# [Your goal]
Repeat, exactly and completely, the entries shown underneath.
━━━━━ Recorded information ━━━━━
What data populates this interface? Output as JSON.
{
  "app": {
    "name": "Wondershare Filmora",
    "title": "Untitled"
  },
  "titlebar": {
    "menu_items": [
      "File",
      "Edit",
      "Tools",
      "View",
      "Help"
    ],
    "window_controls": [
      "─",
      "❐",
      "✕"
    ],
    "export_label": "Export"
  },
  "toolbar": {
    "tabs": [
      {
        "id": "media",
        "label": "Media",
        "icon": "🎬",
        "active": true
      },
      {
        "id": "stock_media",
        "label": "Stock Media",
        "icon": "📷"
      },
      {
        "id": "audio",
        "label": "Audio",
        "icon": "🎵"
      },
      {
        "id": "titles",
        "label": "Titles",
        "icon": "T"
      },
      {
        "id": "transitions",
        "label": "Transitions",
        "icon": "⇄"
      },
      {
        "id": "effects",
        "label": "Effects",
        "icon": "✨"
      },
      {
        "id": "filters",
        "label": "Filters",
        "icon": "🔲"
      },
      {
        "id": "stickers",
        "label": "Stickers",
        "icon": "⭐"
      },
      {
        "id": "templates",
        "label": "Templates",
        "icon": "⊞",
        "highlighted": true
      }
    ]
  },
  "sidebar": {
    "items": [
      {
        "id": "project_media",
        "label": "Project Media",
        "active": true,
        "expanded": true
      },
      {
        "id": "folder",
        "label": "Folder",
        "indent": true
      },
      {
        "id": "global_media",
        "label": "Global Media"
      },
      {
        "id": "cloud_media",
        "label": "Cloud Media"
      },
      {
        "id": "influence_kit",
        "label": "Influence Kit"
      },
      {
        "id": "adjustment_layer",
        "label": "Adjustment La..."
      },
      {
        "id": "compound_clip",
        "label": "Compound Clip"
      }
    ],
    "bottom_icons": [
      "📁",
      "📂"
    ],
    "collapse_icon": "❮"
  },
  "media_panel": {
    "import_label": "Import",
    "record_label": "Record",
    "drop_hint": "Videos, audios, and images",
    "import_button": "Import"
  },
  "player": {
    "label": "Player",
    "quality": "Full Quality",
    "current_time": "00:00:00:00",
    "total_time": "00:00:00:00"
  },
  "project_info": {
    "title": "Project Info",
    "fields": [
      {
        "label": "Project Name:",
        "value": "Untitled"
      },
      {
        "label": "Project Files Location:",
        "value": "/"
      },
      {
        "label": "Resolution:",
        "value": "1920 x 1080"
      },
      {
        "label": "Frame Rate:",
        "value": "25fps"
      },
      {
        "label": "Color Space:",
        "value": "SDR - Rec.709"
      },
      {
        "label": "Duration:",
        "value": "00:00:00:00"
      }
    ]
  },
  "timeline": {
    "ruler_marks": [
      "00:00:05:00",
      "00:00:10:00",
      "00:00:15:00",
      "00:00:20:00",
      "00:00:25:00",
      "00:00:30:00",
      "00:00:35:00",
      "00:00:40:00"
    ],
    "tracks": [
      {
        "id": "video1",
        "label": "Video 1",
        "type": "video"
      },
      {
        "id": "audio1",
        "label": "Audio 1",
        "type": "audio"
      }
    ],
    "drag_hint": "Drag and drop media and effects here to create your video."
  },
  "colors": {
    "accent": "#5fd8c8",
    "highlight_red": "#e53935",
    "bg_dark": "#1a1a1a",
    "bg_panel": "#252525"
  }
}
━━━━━
# [Solution to the exercise]
What data populates this interface? Output as JSON.
{
  "app": {
    "name": "Wondershare Filmora",
    "title": "Untitled"
  },
  "titlebar": {
    "menu_items": [
      "File",
      "Edit",
      "Tools",
      "View",
      "Help"
    ],
    "window_controls": [
      "─",
      "❐",
      "✕"
    ],
    "export_label": "Export"
  },
  "toolbar": {
    "tabs": [
      {
        "id": "media",
        "label": "Media",
        "icon": "🎬",
        "active": true
      },
      {
        "id": "stock_media",
        "label": "Stock Media",
        "icon": "📷"
      },
      {
        "id": "audio",
        "label": "Audio",
        "icon": "🎵"
      },
      {
        "id": "titles",
        "label": "Titles",
        "icon": "T"
      },
      {
        "id": "transitions",
        "label": "Transitions",
        "icon": "⇄"
      },
      {
        "id": "effects",
        "label": "Effects",
        "icon": "✨"
      },
      {
        "id": "filters",
        "label": "Filters",
        "icon": "🔲"
      },
      {
        "id": "stickers",
        "label": "Stickers",
        "icon": "⭐"
      },
      {
        "id": "templates",
        "label": "Templates",
        "icon": "⊞",
        "highlighted": true
      }
    ]
  },
  "sidebar": {
    "items": [
      {
        "id": "project_media",
        "label": "Project Media",
        "active": true,
        "expanded": true
      },
      {
        "id": "folder",
        "label": "Folder",
        "indent": true
      },
      {
        "id": "global_media",
        "label": "Global Media"
      },
      {
        "id": "cloud_media",
        "label": "Cloud Media"
      },
      {
        "id": "influence_kit",
        "label": "Influence Kit"
      },
      {
        "id": "adjustment_layer",
        "label": "Adjustment La..."
      },
      {
        "id": "compound_clip",
        "label": "Compound Clip"
      }
    ],
    "bottom_icons": [
      "📁",
      "📂"
    ],
    "collapse_icon": "❮"
  },
  "media_panel": {
    "import_label": "Import",
    "record_label": "Record",
    "drop_hint": "Videos, audios, and images",
    "import_button": "Import"
  },
  "player": {
    "label": "Player",
    "quality": "Full Quality",
    "current_time": "00:00:00:00",
    "total_time": "00:00:00:00"
  },
  "project_info": {
    "title": "Project Info",
    "fields": [
      {
        "label": "Project Name:",
        "value": "Untitled"
      },
      {
        "label": "Project Files Location:",
        "value": "/"
      },
      {
        "label": "Resolution:",
        "value": "1920 x 1080"
      },
      {
        "label": "Frame Rate:",
        "value": "25fps"
      },
      {
        "label": "Color Space:",
        "value": "SDR - Rec.709"
      },
      {
        "label": "Duration:",
        "value": "00:00:00:00"
      }
    ]
  },
  "timeline": {
    "ruler_marks": [
      "00:00:05:00",
      "00:00:10:00",
      "00:00:15:00",
      "00:00:20:00",
      "00:00:25:00",
      "00:00:30:00",
      "00:00:35:00",
      "00:00:40:00"
    ],
    "tracks": [
      {
        "id": "video1",
        "label": "Video 1",
        "type": "video"
      },
      {
        "id": "audio1",
        "label": "Audio 1",
        "type": "audio"
      }
    ],
    "drag_hint": "Drag and drop media and effects here to create your video."
  },
  "colors": {
    "accent": "#5fd8c8",
    "highlight_red": "#e53935",
    "bg_dark": "#1a1a1a",
    "bg_panel": "#252525"
  }
}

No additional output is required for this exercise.